We observed a group × time interaction during ER in the ventrolateral prefrontal cortex (VLPFC), supplementary motor area (SMA) and inferior occipital gyrus. Patients with SZ demonstrated initial hyper-activation of the VLPFC and SMA activation that was not sustained in later regulatory phases. Response profiles in the inferior occipital gyrus in SZ showed abnormal activation in the later phases of regulation. BD-patients showed general blunted responsivity in these regions.
These results suggest that ER-disturbances in SZ are characterized by an inefficient initialization and failure to sustain regulatory control, whereas in BD, a failure to recruit regulatory resources may represent initial deficits in formulating adequate representations of the regulatory needs. This may help to further understand how ER-disturbances give rise to symptomatology of BD and SZ.
Studies investigating the underlying mechanisms of hallucinations in patients with schizophrenia suggest that an imbalance in top-down expectations v. bottom-up processing underlies these errors in perception. This study evaluates this hypothesis by testing if individuals drawn from the general population who have had auditory hallucinations (AH) have more misperceptions in auditory language perception than those who have never hallucinated.
We used an online survey to determine the presence of hallucinations. Participants filled out the Questionnaire for Psychotic Experiences and participated in an auditory verbal recognition task to assess both correct perceptions (hits) and misperceptions (false alarms). A hearing test was performed to screen for hearing problems.
A total of 5115 individuals from the general Dutch population participated in this study. Participants who reported AH in the week preceding the test had a higher false alarm rate in their auditory perception compared with those without such (recent) experiences. The more recent the AH were experienced, the more mistakes participants made. While the presence of verbal AH (AVH) was predictive for false alarm rate in auditory language perception, the presence of non-verbal or visual hallucinations were not.

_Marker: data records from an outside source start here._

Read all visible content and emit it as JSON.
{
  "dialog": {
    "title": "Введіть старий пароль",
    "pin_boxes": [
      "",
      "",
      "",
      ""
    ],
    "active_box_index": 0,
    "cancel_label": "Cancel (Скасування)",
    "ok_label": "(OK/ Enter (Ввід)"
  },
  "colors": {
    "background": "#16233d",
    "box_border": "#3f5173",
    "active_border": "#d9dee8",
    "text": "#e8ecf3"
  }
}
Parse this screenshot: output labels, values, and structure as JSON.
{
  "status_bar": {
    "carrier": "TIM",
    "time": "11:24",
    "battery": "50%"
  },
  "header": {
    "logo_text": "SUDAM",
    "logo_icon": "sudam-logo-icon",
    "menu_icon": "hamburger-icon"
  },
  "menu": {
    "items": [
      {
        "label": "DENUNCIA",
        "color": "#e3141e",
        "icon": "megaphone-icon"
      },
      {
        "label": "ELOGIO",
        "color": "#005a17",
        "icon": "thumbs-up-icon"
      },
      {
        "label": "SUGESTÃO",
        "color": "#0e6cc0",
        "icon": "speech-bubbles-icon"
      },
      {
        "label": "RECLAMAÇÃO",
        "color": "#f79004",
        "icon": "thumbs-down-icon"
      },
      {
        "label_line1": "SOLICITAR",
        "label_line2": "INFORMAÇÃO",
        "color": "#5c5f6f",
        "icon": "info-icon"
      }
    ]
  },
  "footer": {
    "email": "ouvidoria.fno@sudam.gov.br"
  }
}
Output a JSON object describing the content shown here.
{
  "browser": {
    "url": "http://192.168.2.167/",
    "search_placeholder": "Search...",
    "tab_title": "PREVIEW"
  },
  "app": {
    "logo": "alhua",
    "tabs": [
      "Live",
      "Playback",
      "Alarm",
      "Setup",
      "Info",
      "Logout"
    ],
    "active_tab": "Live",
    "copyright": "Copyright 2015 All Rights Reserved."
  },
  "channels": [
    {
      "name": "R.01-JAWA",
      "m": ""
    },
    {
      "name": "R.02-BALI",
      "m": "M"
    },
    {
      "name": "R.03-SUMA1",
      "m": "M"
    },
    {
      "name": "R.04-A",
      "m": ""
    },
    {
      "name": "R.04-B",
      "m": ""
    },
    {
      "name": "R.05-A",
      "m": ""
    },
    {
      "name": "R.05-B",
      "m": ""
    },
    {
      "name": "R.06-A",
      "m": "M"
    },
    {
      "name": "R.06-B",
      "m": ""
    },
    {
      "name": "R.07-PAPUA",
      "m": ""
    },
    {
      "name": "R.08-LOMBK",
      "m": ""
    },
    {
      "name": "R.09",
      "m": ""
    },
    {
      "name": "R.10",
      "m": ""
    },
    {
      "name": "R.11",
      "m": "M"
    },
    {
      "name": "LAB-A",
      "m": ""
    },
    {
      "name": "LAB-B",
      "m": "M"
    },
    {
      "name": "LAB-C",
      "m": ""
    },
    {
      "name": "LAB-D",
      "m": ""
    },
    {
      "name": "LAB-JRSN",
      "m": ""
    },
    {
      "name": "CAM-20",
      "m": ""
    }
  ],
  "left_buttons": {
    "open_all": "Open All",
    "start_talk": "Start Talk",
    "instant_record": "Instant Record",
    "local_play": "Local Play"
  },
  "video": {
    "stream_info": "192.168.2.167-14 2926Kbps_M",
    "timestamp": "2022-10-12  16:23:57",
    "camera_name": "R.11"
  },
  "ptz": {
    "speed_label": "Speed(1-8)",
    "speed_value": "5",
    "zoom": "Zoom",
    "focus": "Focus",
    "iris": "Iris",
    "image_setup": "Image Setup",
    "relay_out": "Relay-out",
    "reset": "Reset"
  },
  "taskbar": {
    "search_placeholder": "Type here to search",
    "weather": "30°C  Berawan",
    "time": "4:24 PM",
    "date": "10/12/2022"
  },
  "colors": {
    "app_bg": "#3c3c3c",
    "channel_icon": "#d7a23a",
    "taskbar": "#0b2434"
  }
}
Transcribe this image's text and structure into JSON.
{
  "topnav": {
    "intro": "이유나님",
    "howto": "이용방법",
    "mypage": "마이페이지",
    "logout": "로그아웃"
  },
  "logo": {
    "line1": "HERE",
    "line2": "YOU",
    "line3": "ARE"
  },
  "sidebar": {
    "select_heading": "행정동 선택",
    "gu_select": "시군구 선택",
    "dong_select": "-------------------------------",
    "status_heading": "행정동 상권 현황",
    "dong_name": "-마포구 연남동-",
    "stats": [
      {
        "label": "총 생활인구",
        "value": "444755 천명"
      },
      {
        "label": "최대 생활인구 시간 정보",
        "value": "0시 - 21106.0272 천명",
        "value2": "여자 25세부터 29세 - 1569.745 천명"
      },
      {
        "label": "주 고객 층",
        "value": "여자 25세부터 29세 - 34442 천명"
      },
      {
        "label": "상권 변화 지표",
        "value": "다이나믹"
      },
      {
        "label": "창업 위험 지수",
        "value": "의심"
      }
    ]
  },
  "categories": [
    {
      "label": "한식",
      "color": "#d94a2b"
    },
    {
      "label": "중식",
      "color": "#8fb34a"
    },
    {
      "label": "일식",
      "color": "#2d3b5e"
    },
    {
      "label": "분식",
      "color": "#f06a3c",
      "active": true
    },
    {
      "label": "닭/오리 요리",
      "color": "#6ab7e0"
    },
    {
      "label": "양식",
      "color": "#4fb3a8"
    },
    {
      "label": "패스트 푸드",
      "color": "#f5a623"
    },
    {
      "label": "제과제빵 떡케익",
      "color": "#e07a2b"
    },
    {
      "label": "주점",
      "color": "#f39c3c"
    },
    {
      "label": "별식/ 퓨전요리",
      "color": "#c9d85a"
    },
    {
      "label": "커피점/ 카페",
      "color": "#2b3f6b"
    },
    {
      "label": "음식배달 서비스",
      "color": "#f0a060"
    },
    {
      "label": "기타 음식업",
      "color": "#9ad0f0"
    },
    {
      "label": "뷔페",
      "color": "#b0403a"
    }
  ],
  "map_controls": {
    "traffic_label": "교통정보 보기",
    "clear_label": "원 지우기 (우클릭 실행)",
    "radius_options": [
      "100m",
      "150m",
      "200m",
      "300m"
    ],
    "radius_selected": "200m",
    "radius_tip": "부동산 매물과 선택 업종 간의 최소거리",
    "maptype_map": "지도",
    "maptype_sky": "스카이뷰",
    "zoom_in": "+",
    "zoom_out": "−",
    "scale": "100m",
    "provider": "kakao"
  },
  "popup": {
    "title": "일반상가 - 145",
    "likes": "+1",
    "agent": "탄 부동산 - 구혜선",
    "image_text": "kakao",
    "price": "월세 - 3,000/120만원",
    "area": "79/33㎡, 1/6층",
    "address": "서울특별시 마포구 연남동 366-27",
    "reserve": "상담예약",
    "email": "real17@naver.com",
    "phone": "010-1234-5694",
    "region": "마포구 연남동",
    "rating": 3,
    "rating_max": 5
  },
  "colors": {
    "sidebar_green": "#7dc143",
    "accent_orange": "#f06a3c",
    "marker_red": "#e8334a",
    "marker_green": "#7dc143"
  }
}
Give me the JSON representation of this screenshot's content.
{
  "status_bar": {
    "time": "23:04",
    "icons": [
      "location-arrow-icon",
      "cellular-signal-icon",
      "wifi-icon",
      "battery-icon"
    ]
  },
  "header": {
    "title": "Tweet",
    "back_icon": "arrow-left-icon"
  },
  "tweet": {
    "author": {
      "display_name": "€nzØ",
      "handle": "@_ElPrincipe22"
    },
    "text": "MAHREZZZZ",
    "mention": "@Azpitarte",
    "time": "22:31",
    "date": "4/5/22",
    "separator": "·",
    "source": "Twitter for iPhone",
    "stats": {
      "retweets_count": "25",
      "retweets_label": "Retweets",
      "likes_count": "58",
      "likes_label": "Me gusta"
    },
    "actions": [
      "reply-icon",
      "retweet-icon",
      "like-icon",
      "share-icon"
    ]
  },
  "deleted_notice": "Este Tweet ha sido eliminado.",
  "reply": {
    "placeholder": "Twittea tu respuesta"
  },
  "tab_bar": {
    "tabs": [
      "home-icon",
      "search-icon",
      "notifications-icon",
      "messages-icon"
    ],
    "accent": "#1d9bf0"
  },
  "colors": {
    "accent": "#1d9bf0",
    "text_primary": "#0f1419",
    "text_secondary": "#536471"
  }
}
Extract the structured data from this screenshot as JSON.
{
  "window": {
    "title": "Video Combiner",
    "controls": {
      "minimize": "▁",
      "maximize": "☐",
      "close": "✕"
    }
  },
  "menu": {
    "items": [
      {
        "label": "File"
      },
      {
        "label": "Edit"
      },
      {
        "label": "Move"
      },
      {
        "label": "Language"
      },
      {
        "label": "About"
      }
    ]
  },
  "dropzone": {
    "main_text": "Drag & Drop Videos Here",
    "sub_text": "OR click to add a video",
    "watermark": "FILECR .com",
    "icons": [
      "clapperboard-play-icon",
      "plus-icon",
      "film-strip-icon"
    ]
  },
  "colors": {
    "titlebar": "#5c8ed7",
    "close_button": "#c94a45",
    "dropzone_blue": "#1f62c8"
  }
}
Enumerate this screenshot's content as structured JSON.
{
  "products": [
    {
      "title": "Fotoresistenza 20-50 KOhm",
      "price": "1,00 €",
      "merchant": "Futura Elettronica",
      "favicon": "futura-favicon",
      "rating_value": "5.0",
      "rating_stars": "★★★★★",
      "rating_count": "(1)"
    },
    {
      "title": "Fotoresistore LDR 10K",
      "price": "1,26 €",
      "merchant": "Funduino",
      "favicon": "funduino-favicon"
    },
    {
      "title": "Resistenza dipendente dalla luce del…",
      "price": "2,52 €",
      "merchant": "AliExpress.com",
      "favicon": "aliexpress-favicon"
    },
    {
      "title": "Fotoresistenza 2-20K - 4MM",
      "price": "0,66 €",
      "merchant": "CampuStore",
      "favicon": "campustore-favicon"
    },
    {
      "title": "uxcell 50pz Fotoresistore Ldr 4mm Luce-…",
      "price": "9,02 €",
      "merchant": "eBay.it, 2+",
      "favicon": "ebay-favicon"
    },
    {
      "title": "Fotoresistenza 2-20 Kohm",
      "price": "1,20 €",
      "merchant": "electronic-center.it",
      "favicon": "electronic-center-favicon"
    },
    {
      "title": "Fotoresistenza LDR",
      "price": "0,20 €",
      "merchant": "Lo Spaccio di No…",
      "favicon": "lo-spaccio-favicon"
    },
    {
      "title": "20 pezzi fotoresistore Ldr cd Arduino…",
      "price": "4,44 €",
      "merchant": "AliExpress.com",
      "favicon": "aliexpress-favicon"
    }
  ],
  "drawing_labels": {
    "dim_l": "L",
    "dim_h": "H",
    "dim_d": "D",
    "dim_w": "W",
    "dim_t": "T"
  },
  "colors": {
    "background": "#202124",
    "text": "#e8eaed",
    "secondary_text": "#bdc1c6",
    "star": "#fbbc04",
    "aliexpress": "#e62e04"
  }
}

The presence of AVH predicted false alarm rate in auditory language perception, whereas the presence of non-verbal auditory or visual hallucinations was not, suggesting that enhanced top-down processing does not transfer across modalities. More false alarms were observed in participants who reported more recent AVHs. This is in line with models of enhanced influence of top-down expectations in persons who hallucinate.